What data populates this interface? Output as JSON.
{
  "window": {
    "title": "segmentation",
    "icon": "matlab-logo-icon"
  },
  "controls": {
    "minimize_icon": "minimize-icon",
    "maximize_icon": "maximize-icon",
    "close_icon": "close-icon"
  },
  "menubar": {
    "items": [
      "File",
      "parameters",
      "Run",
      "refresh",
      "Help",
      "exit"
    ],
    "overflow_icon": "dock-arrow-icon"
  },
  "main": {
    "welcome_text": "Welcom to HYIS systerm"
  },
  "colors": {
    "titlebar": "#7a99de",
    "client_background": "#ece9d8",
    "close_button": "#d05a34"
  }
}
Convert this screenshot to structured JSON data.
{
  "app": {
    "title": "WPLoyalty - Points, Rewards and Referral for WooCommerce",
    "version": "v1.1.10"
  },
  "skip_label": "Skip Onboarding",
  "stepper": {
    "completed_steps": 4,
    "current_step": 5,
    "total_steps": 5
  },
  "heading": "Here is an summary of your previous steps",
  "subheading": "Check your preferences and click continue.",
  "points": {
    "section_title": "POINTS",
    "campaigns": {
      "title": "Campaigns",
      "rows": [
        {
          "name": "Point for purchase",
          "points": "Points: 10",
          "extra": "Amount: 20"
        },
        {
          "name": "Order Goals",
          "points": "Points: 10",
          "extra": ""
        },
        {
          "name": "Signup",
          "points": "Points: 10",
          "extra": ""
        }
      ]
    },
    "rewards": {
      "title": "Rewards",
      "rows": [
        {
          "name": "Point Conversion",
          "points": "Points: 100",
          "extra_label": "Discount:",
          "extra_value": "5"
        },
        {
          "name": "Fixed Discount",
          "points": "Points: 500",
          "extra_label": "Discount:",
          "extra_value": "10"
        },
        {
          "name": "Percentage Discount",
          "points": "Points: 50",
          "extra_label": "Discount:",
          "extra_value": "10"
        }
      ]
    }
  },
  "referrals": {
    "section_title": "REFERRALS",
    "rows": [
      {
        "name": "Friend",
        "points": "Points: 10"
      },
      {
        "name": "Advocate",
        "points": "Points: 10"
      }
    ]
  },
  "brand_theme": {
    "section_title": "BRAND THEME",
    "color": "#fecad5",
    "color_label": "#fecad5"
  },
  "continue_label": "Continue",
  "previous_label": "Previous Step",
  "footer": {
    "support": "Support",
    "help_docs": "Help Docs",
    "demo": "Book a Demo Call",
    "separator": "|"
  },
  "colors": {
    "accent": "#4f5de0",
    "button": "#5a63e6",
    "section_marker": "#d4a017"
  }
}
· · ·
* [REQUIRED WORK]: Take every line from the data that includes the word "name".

* [PROBLEM SOLUTION]:
          "name": "Point for purchase",
          "name": "Order Goals",
          "name": "Signup",
          "name": "Point Conversion",
          "name": "Fixed Discount",
          "name": "Percentage Discount",
        "name": "Friend",
        "name": "Advocate",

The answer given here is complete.